Sir Michael Caine, a British actor perhaps best known for his role as “Alfred” in The Dark Knight(2008), urged black actors to be “patient” over their lack of representation at the Oscars and declared that ethnicity should not be a factor in the nominations. On Thursday, celebrated actor Will Smith confirmed that he will boycott the Oscars next month, along with his wife Jada Pinkett Smith and director Spike Lee (Malcolm X, 1992), over the lack of black nominees among the 20 in top four categories.

Smith, who was twice nominated for his performances in Ali (2001) and The Pursuit of Happyness (2006), said that “there is a regressive slide towards separatism, towards racial and religious disharmony and that’s not the Hollywood that I want to leave behind.” Lee, who won an Oscar last year honoring his lifetime as a moviemaker, wrote an open letter to the Academy Monday decrying the “lily white” acting nominations.”

“There’s loads of black actors,” Caine told the British Radio 4 Today program. He explicitly denounced the idea of “affirmative action” for the Oscars, saying, “You can’t say ‘I’m going to vote for him, he’s not very good, but he’s black, I’ll vote for him.”

Caine emphasized that Oscars should be given out solely based on acting merit, not at all on race or notions of diversity. “You have to give a good performance and I’m sure people have. I saw Idris Elba (in Beasts of No Nation, 2015). I thought he was wonderful.”

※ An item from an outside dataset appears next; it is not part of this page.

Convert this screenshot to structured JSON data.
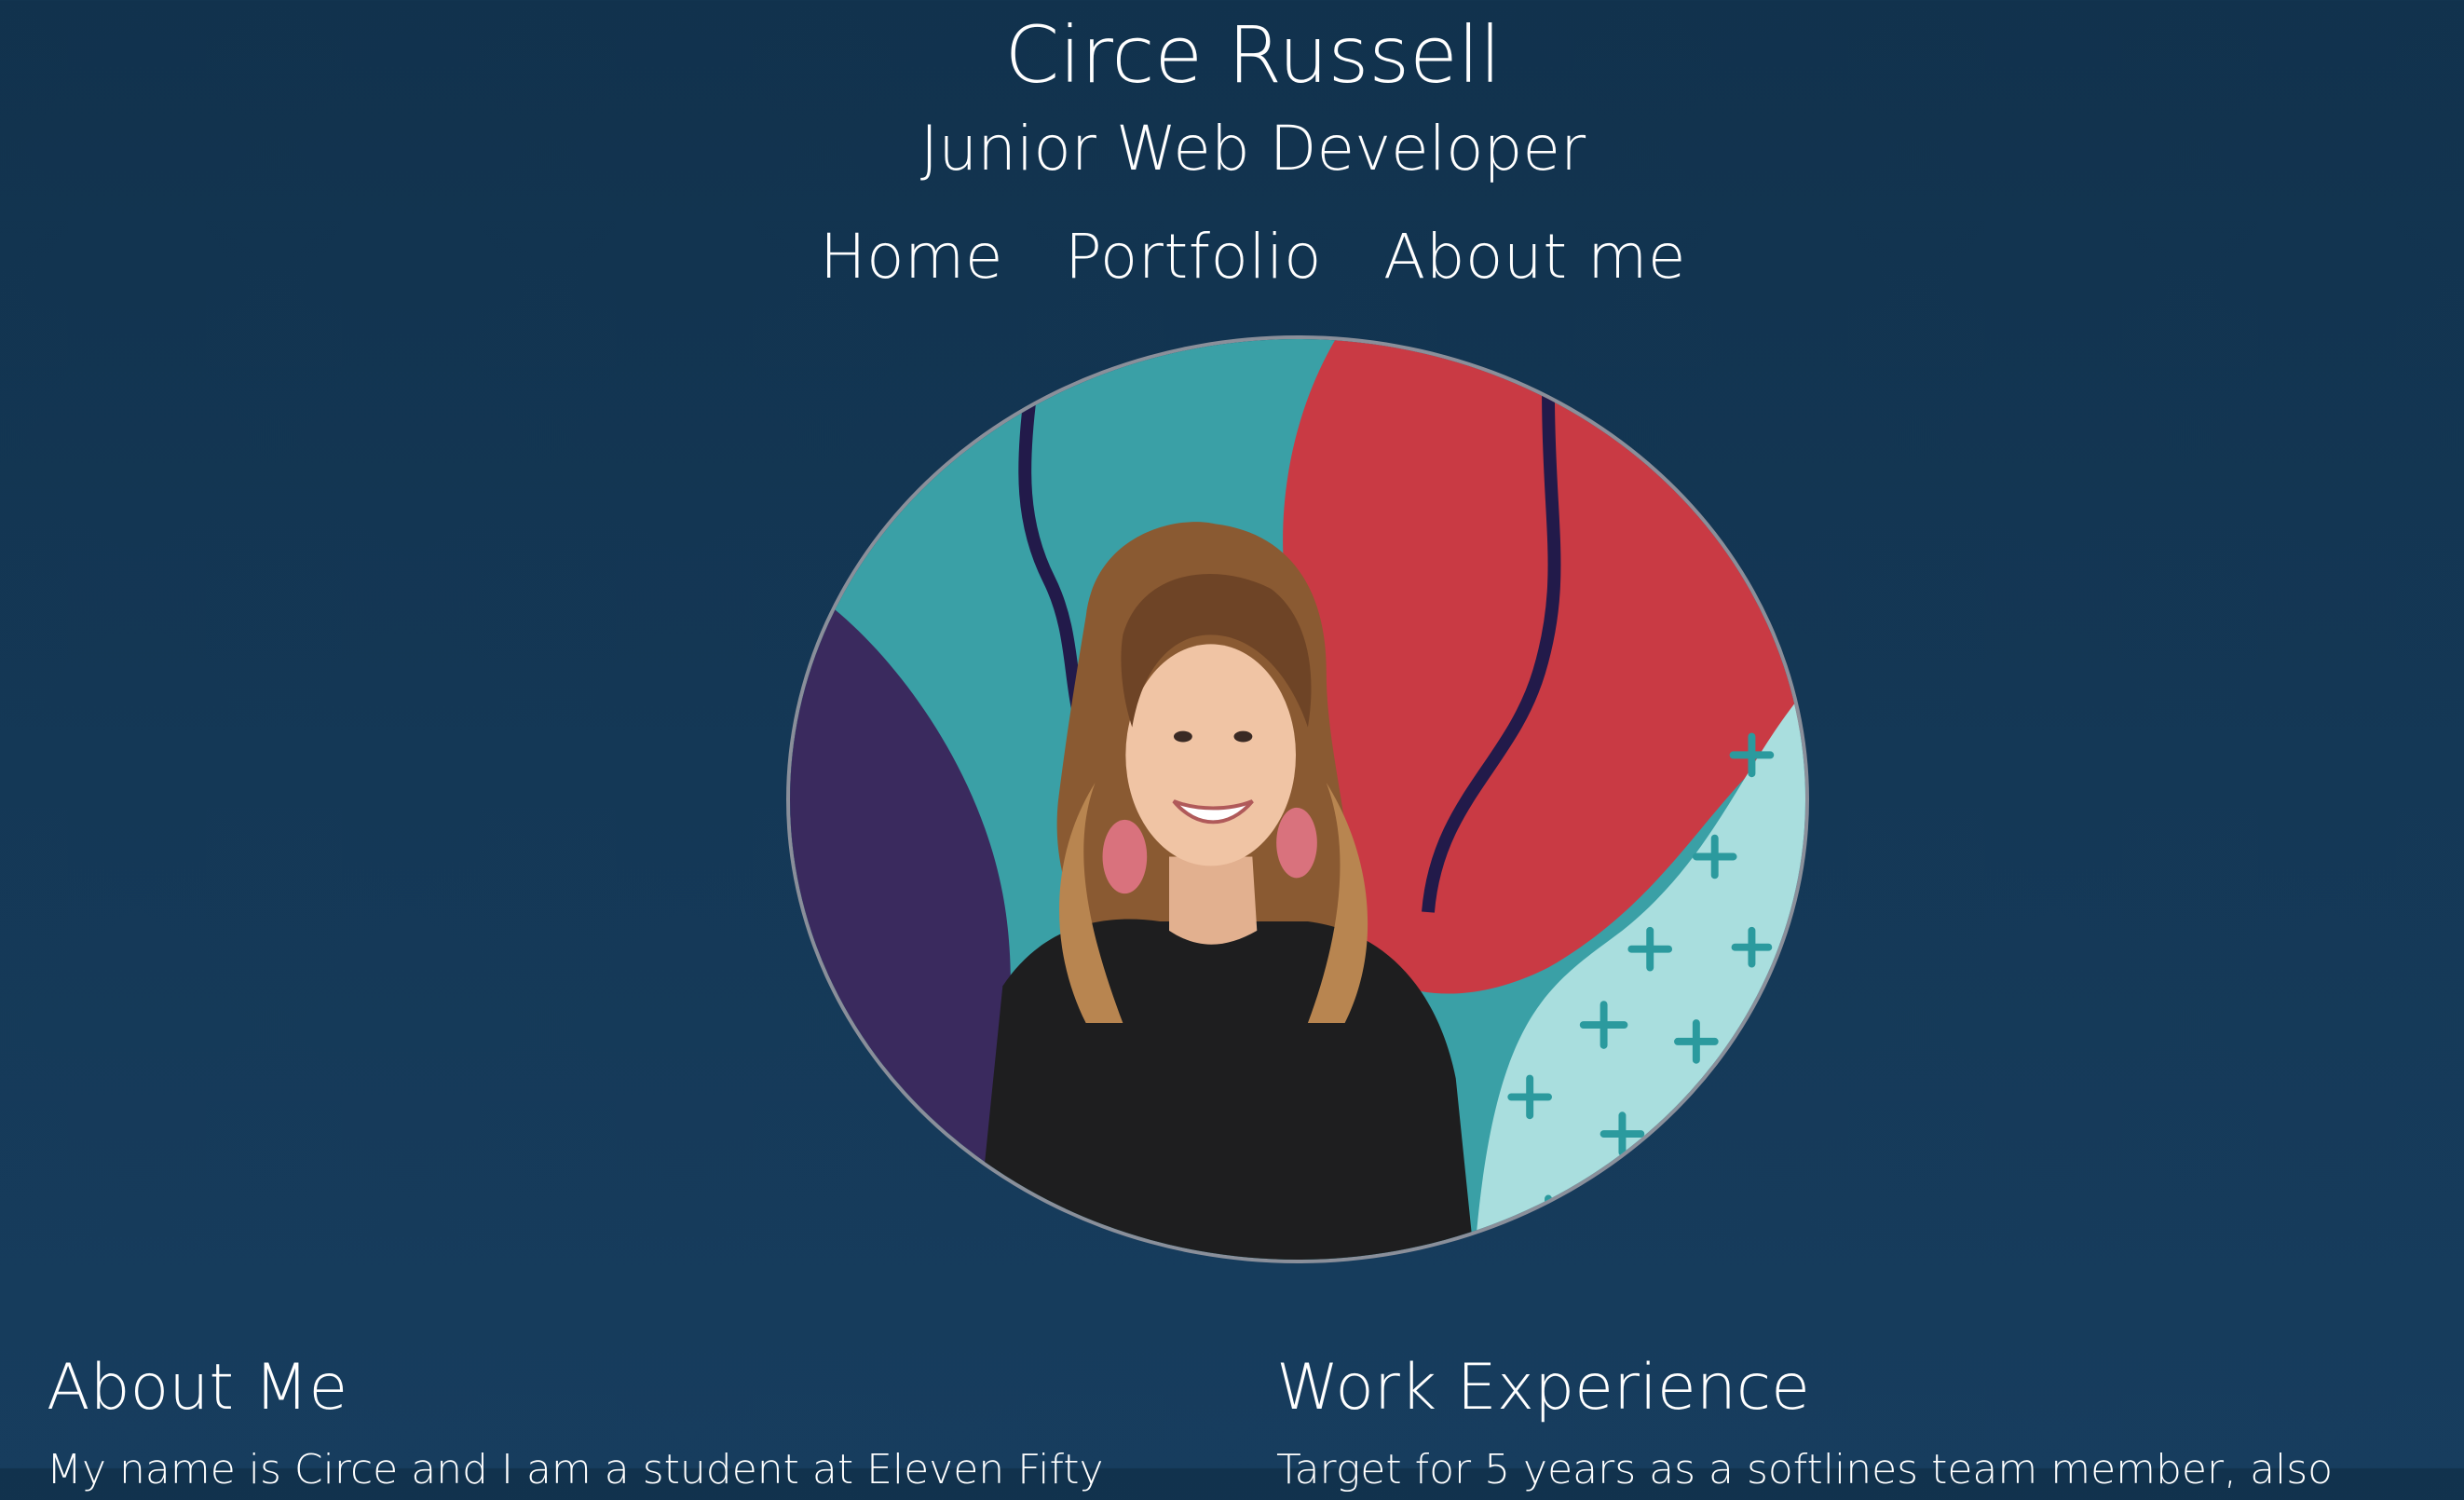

Caine, winner of two Academy Awards, offered advice to black actors: “Be patient.” He insisted that their persistence will pay off. “Of course it will come. It took me years to get an Oscar, years.”